I headed out around 11:00 p.m., picking up my buddy Mike to keep me company.

We arrived at Ditto Landing to find a sign that says the place is closed at sun down, and that campers and boaters should check in with the security desk. Security desk, eh? I decided to be responsible and seek out the security guard to explain what I was doing there.

Driving directly to my destination, and not spotting a security hut, I decided I didn't really need to be responsible after all.

Upon exiting the vehicle, Mike and I both look up into the night sky and see something completely unexpected.

Clouds. A sky full of clouds.

Shit. What am I gonna do now? I can't shoot star trails like this.

After a brief discussion about trespassing, and getting arrested, and not being able to get the shot I was after, we decided to set up shop and take pictures

I found my composition, and set the exposure just so. I then locked in my remote shutter release to keep snapping away until I told it to stop.

I wasn't sure what I was going to do with all these pictures, exactly, but that's what I had set out to do initially and I was sure I'd come up with something once I get them unloaded onto my desktop.

The next 45 minutes or so were spent chatting, and watching YouTube videos on my phone, and bitching about how chilly it was outside.

Mike and I decided to pack it in right around 1:30 a.m. Examining the shots that were captured in a rather rapid fashion, it became immediately obvious what should be done with them.

Time lapse.

I've always kinda wanted to do one, and now that I have one under my belt, I can't wait to have another opportunity.


Keep On Keepin' On

My name is Rob, and I am mute. When it's winter, when things are slow, I watch a lot of YouTube. I watch videos of equipment reviews, and lighting techniques, and what people are doing in the world of photography.

I watch these things when I cannot find the motivation to brave the cold, dreary, outside world to create something I call my own.

Among my perusal I've run across folks like Jared PolinChase Jarvis, and Zack Arias - all interesting guys with valuable lessons to give.

One video recently gave me pause, and I've been thinking about its implications ever since.

It's a talk by Zack about being honest - a trait I like to think I have.

In this video, I find that Zack and I have a few things in common.

He started out working for the same company I do shooting apartment complexes.

He talks about being down to earth, and not puffing yourself up to impress whoever you happen meet - a characteristic I've been told I exhibit.

He talks about getting into a funk in the winter - something I experience mildly with Seasonal Affective Disorder

He goes on to talk about a guest blog post he did for Scott Kelby, and it left me floored.

Here's a short transcript from the beginning:

Who am I as a photographer?

What is my voice?

I don't even really know what that means, but it keeps me up at night.

What is my vision?

What is my goal?

What do I bring to the table that countless others have not already served up[...]?

I've considered these questions. I've examined them at length over the last several days. I keep coming back to the same answer.

I don't have a fucking clue. Not one.

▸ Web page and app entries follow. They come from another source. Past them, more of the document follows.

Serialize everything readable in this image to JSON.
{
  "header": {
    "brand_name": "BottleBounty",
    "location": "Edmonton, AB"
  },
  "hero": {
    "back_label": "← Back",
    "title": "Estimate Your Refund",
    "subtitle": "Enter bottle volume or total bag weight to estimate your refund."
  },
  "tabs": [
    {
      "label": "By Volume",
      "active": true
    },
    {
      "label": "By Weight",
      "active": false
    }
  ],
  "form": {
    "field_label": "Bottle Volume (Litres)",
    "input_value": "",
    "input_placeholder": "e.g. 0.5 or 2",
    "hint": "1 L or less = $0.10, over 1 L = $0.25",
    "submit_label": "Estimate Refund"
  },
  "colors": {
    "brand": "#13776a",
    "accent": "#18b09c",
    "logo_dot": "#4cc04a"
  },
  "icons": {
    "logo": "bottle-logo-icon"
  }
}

I have no voice as a photographer. I'm a baby in the photographic world, having not yet learned how to speak.

I'm nobody in the photographic world.

I've yet to find my style, my signature, my voice, my thing that separates me from the crowd.

I don't know where I'm going as a photographer, and I don't know how I'm going to get there.

All I know is that I must, and that I'm on my way.

It's a struggle, and it's going to be for some time to come, and that's okay.

It's okay because I pay rent with my camera.

It's okay because I get to eat breakfast with my girlfriend on the back porch at 10:00 am on a Monday.

It's okay because I love what I do, and I'm passionate about it.

I'm content with my life, but I'm not satisfied.

What am I to do about this?

Keep going. Keep pushing. Keep struggling. Keep pressing the shutter release. Keep creating. Keep making noises until they form words, and use those words to make my voice loud and clear.

That is precisely what I'm going to do.

Spring has sprung. There's new life, new opportunities, new inspiration.

It's time for me to get off my ass and keep on keepin' on!